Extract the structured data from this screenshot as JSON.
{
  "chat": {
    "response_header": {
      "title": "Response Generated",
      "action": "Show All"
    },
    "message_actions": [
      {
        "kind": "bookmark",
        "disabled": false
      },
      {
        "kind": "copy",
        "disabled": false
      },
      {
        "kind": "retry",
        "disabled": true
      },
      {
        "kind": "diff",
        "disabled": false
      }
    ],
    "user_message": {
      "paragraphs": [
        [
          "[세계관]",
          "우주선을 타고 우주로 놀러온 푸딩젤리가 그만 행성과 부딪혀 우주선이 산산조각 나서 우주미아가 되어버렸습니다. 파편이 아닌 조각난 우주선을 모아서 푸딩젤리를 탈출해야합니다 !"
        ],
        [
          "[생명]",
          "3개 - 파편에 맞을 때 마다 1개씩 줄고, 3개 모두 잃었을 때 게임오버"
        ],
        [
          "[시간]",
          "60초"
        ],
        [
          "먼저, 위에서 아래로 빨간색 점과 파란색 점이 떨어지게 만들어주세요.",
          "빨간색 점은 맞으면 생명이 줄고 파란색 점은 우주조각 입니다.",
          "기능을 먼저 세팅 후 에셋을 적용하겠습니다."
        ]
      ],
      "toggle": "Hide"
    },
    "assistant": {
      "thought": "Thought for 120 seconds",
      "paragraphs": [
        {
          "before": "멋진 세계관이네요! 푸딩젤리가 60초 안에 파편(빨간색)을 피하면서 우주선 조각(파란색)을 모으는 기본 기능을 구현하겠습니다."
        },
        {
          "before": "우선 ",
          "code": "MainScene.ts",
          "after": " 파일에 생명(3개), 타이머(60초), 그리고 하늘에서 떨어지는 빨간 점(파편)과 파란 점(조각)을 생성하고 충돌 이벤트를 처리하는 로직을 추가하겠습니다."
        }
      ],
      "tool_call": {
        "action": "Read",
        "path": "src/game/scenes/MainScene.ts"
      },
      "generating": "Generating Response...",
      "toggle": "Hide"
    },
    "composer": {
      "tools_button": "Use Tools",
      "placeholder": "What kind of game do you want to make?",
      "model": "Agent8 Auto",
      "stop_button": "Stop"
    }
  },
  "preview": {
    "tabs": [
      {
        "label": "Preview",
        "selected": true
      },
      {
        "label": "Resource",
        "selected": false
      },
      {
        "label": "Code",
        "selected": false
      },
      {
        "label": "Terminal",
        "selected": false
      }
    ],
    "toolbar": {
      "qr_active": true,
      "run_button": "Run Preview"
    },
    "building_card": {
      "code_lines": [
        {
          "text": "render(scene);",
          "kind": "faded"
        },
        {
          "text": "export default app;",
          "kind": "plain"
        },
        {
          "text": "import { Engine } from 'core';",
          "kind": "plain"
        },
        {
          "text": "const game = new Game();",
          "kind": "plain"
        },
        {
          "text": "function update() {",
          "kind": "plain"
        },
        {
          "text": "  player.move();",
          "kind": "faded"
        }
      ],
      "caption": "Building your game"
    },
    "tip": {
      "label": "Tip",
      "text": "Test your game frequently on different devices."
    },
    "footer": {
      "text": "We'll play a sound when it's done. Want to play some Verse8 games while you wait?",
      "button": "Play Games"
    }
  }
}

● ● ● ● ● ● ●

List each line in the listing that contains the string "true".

        "disabled": true
        "selected": true
      "qr_active": true,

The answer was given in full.